There are two ways you may use to create corners for your streets. Choose one.
If you use the method above, you will want to make a left and right corner, which can then be copied, moved, and rotated to create a street that is intersected by another street. (The crossing street will use street modules without the corner adaptation.) This makes three kinds of street modules you will need, so far. Why not four? The standard street module can be used on either side of a street by copying and rotating it.
If you use the method from the book, you will need only one kind of corner and one kind of street segment, but there will be more alignment work with more pieces.
Additional street modeling
In the illustration on page 122, the author copied just the polygons that would connect one street segment to another, and he pasted them to make a new 2D (so far) object. He then extruded those polygons to a distance of 2048, with 16 length segments. (He could have done this with 16 extrusions.) You will want to save this kind of simplified module (the fourth street module type) for future use. He then applied a bend modifier to the module to create a curve in the street. Think about how you would apply that modifier to make the matching lanes in another simplified street module.
For a couple of pages, the author ponders starting a UV map for the objects so far. He proposes making a UV map guide, as shown on page 123, to apply to objects in our environment. It serves a purpose in this chapter to show that a texture will be deformed if it is stretched, and should be made to tile effectively if it is to be tiled. The author notes that you will use planar mapping for street modules. He leaves this topic to continue modeling.
On page 124, the author turns to constructing models of buildings. He calls this section repeated buildings because he plans to make them modular (meshes) and variable, and will also vary their appearance with different textures. Our street segments fit within our grid, and they include sidewalks, so we can make our buildings fill grid squares adjacent to the streets. The author proposes making these buildings from meshes that are 4096 on a side, and slicing the meshes as needed to apply textures to make them look different. This makes a "building" as wide as the length of a street module. This is a bit hard to see on pages 126 and 127, because the grid units have been deformed to show perspective. The author explains that this building module may actually be shown as four buildings on a city block. We can differentiate the sub-structures by slicing the meshes and applying different textures. Lower parts of the meshes will represent the lower floors of the buildings, where the most detail will appear. In the street racing game, the upper parts of the buildings can have less detail with no loss to the player. The author notes that you will use box mapping for these objects. On page 128, there are suggested modeling details to provide variation from one building to another.

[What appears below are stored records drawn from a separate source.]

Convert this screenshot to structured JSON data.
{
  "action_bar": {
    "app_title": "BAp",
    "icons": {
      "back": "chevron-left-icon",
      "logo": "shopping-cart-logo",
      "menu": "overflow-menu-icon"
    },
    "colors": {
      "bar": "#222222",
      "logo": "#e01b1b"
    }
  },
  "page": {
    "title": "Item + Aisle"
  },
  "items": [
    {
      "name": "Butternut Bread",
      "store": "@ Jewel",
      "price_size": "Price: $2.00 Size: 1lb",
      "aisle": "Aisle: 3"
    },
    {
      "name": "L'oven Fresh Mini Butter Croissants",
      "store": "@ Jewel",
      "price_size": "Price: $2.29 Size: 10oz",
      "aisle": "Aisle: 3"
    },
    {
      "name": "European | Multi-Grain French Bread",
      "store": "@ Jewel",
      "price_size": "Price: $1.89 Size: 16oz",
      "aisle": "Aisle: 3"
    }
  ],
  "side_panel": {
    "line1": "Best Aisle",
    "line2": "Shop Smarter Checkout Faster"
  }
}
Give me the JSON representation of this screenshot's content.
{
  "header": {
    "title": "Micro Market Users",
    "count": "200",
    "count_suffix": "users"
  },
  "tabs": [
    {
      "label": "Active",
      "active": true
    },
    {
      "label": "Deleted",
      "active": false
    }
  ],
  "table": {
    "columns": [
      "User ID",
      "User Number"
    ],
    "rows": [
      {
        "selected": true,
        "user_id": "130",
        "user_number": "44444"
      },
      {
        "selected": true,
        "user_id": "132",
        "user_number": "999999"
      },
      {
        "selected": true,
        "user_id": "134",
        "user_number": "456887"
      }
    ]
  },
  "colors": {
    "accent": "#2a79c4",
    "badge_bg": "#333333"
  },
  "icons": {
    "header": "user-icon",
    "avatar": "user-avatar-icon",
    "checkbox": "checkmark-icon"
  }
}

The author's next topic is landmarks. He uses this word to mean buildings that are different from all the others because of different structure, texture, or lighting. These are objects that we want to player to notice. On page 129, the author begins a tutorial for making a parking garage. Reference art for this structure is shown on page 130. Illustrations supporting this model continue through page 135.
Exercise 6: The Parking Structure
Exercise 7: Props
This assignment will continue for a couple of weeks, giving you a chance to create the other objects at the end of the chapter. Concentrate on the six objects above for this assignment.